The escalation in violence comes days after the Arab League suspended its beleaguered observer mission in the country, where activists have been calling for Assad to step down since last March.

Arab League condemned

Russia on Sunday strongly criticised the Arab League decision to halt its observer mission in Syria, saying the situation demands additional deployment of monitors and not their suspension.

“We would like to know why they are treating such a useful instrument in this way,” Sergei Lavrov, the Russian foreign minister, said during a visit to Brunei.

“I would support an increased number of observers,” Lavrov said. “We are surprised that after a decision was taken on prolonging the observers’ mission for another month, some countries, particularly Persian Gulf countries, recalled their observers from the mission.”

Our correspondent said Russia’s support for Asad’s government remained crucial. “What we understand is until he feels Russia will stop backing him, Bashar al-Assad will tough it out,” she said.

The Arab League suspended its observer mission on Saturday as the bloodshed in a crackdown on anti-government protests gathered momentum. Several hundred people have died in the past four days alone.

Lavrov said that he did not back those Western countries that said the mission was pointless and that it was impossible to hold dialogue with Assad’s government.

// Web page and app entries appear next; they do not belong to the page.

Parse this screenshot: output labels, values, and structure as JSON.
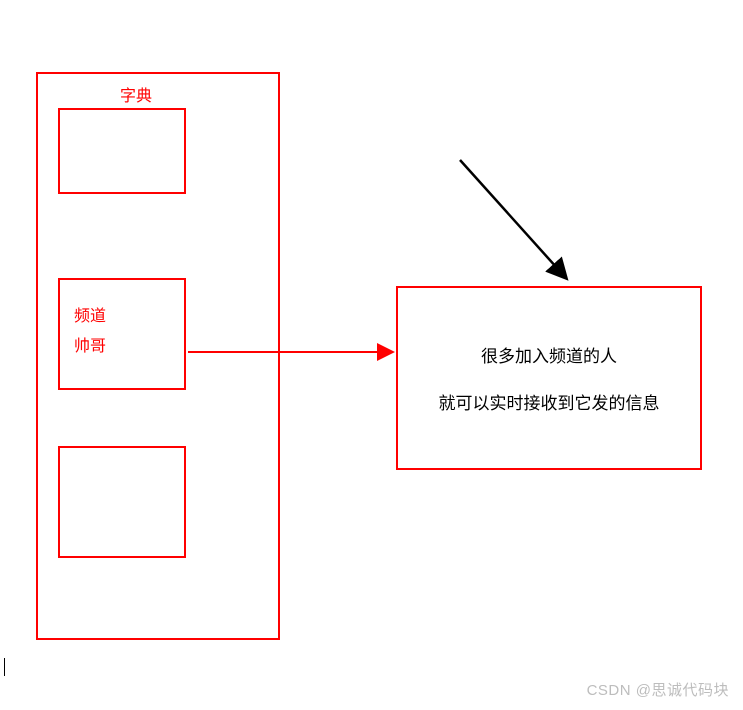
{
  "outer": {
    "title": "字典"
  },
  "middle_box": {
    "line1": "频道",
    "line2": "帅哥"
  },
  "right": {
    "line1": "很多加入频道的人",
    "line2": "就可以实时接收到它发的信息"
  },
  "watermark": "CSDN @思诚代码块",
  "colors": {
    "border": "#ff0000",
    "text_red": "#ff0000",
    "text_black": "#000000"
  },
  "icons": {
    "arrow_red": "arrow-right-red",
    "arrow_black": "arrow-diagonal-black"
  }
}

“I think these are very irresponsible statements because trying to sabotage a chance to calm the situation is absolutely unforgivable,” he said.

Syria also voiced its dismay and surprise over the Arab League decision to halt its observer mission.

“This will have a negative impact and put pressure on [Security Council] deliberations with the aim of calling for foreign intervention and encouraging armed groups to increase violence,” Syria Television reported on Saturday.

(www.aljazeera.com / 30.01.2012)

Israeli Soldiers Drive Tractor Over Palestinian’s Legs

Israeli Soldiers Drive Tractor Over Worker’s Legs to Stop Palestinians from Building a House on Their (Occupied) Lands

‘Today is the Sabbath, and I pray with all my heart that all American Zionists see the pictures below and tell me how an ideology of Jewish separatism that has deprived several million Palestinians of any rights can be justified in today’s world.
Two days ago a brave and noble Palestinian man — we don’t know his name– was building a house in the occupied West Bank when Israeli soldiers told the Palestinians they could not build on their land. The village is al-Dirat near Hebron– Area C, under Israeli control.
The man refused to move. The Israeli army drove a tractor over his legs. The tractor belonged to the Palestinians. The Israeli army had seized it. The man was hospitalized.’

(www.europeanphoenix.com / 30.01.2012)